The June 15, 2005, earthquake occurred twenty miles west of another 7.2 quake, the one that hit off the coast of Humboldt Bay on November of 1980. Between 1980 and 2005, in the same general area, there were ten others that measured between 6 and 7 in magnitude and one, that of Cape Mendocino in 1992, that was of magnitude 7.2. One has to go back a very long distance in time to find three Californian earthquakes of this magnitude occurring in the same general area in and east of the Gorda Plate. The November 1980 quake, the largest in the previous twenty-five years, injured six people and caused property damage estimated at $2 million. Most of the damage occurred east of Fields Landing, where two sections of an overpass on U.S. Highway 101 collapsed onto the railroad tracks below. At Fields Landing, two houses were displaced from their foundations, one non-reinforced chimney fell, and gas, water and sewer lines were broken. This shock and most of its aftershocks occurred on a large, left-lateral, strike-slip fault that extends northeastward from Cape Mendocino. The earthquake was felt over a large area, including parts of Oregon, western Nevada, and northern California. Many aftershocks occurred.
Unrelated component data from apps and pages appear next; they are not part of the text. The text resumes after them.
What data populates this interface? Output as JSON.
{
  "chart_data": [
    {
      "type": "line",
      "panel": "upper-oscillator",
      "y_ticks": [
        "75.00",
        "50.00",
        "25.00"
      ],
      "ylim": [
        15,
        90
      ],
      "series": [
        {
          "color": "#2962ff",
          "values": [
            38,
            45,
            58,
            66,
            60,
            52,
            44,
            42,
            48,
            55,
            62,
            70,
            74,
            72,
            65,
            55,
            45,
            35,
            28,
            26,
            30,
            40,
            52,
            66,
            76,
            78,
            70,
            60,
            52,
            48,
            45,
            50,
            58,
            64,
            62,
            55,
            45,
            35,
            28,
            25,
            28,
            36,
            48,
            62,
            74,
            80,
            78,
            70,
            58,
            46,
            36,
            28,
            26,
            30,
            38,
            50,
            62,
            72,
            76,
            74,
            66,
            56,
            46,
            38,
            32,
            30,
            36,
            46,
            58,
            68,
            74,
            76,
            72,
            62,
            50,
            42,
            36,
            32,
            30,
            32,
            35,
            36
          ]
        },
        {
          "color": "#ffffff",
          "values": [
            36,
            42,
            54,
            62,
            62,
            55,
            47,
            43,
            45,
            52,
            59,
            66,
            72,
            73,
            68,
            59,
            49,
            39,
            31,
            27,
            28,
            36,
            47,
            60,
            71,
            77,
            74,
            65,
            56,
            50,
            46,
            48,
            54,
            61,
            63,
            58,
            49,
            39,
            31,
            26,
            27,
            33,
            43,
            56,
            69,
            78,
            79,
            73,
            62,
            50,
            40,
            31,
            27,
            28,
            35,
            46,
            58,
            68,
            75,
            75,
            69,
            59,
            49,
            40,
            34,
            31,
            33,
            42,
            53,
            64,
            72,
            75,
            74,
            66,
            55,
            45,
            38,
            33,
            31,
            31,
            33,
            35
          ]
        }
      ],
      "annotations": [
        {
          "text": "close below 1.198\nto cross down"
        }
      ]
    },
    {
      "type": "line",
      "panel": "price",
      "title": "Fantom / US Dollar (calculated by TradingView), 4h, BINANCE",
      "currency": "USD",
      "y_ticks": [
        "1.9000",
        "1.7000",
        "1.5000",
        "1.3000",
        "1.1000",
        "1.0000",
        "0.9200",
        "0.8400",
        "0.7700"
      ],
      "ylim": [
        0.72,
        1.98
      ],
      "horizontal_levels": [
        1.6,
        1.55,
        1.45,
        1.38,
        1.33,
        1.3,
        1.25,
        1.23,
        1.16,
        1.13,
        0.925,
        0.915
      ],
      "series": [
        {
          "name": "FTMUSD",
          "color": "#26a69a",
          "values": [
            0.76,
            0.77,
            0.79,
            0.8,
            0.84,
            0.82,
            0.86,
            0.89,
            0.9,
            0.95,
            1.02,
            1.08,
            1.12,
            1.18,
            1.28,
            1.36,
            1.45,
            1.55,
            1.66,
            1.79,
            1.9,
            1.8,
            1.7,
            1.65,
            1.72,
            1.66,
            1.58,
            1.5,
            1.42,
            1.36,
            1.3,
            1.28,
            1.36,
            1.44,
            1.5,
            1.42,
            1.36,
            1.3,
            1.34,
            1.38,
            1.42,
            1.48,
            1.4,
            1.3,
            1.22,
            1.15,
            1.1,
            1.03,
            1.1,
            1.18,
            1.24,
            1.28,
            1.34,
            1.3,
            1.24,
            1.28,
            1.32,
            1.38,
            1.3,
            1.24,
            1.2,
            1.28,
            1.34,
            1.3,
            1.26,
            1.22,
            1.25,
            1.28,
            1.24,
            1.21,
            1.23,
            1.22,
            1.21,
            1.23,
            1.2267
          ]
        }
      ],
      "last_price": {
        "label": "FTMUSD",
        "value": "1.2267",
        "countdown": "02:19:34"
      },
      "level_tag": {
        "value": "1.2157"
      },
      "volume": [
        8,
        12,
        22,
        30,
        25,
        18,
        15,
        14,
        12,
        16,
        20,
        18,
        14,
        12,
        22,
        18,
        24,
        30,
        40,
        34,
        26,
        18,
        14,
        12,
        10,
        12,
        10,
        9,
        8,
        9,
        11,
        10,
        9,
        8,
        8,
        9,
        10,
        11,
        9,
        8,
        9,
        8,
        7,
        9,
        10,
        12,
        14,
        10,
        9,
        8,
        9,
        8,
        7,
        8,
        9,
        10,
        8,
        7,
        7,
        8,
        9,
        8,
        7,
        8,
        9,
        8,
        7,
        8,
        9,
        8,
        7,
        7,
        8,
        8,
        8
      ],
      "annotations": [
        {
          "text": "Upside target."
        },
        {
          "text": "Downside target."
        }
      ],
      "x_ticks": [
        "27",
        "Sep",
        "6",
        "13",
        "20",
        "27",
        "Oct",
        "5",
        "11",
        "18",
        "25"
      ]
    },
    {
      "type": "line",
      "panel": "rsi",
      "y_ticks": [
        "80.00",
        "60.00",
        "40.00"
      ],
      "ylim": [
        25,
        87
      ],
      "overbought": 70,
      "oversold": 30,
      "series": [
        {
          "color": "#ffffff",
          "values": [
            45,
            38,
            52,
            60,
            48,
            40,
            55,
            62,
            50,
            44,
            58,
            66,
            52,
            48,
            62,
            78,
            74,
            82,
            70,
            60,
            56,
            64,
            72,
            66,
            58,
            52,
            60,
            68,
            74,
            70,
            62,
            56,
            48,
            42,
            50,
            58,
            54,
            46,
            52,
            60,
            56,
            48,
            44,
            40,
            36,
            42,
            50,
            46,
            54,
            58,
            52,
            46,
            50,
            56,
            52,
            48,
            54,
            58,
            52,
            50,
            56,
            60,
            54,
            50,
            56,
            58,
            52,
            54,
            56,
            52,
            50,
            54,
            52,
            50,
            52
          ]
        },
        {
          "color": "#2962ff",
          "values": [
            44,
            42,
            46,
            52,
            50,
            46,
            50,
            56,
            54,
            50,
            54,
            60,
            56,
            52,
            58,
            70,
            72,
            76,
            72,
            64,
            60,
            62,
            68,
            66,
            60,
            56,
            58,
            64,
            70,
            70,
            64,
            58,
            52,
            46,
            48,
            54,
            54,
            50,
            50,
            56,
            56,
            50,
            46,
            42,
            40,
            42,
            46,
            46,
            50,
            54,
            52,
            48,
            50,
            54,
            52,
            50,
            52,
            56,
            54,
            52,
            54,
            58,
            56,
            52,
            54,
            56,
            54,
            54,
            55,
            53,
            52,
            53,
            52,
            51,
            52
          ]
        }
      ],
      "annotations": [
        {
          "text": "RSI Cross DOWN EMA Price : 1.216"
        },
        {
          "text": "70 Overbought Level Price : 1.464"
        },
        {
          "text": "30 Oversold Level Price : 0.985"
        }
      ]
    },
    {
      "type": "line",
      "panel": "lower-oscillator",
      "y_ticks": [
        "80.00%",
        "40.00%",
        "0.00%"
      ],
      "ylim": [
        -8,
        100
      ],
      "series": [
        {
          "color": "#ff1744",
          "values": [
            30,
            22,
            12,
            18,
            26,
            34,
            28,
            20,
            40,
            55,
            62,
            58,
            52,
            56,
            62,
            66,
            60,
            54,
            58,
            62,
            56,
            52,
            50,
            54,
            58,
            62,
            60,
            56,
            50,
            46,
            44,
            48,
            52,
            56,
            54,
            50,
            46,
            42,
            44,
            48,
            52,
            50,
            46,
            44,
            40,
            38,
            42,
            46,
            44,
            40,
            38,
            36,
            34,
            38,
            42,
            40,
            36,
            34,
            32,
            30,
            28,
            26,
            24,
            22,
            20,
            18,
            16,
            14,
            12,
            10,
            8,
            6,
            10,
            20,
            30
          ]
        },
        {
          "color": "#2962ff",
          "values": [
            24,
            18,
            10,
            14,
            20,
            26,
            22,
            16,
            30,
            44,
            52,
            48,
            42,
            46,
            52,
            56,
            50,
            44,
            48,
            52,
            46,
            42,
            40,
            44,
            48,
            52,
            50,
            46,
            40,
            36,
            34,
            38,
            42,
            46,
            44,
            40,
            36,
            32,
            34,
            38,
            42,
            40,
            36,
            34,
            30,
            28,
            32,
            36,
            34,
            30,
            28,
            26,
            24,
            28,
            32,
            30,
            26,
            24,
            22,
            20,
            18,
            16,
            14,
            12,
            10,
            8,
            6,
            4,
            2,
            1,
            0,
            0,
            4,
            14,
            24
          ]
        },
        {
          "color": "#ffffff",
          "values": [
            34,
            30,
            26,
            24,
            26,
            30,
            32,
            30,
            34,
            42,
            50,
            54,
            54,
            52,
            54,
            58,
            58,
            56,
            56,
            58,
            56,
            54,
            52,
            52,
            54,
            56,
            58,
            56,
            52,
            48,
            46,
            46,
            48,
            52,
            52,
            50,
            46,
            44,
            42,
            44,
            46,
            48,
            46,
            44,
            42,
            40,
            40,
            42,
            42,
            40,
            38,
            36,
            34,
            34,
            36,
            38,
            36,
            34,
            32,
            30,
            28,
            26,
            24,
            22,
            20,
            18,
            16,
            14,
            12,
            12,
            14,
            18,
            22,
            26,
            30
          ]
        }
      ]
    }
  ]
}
The Cape Mendocino 7.2 earthquake of April 1992 was located on land near Petrolia at a depth of seven miles below ground. This location is very near the inferred position of the Cascadia subduction zone boundary between the Gorda Plate and the North American Plate; that is, the epicenter is very close to the point where the subducting plate begins to move down into the asthenosphere. It is thus the first major historic earthquake on the subduction zone. Motion was along a north-south oriented fault plane dipping gently down to the east. The North American Plate was thrust up and over the Gorda Plate. It produced measurable coastal uplift in the vicinity of Cape Mendocino on the order of 4–5 feet and a tsunami which was recorded at tide gauges from Port Orford, Oregon, to Port San Luis near San Luis Obispo. Maximum recorded wave heights were just under 2 feet in Crescent City. The main shock was followed by two magnitude 6.6 aftershocks, both intraplate Gorda earthquakes located about fifteen miles off shore. The main shock together with the large aftershocks caused $60 million worth of damage and led to a federal disaster declaration.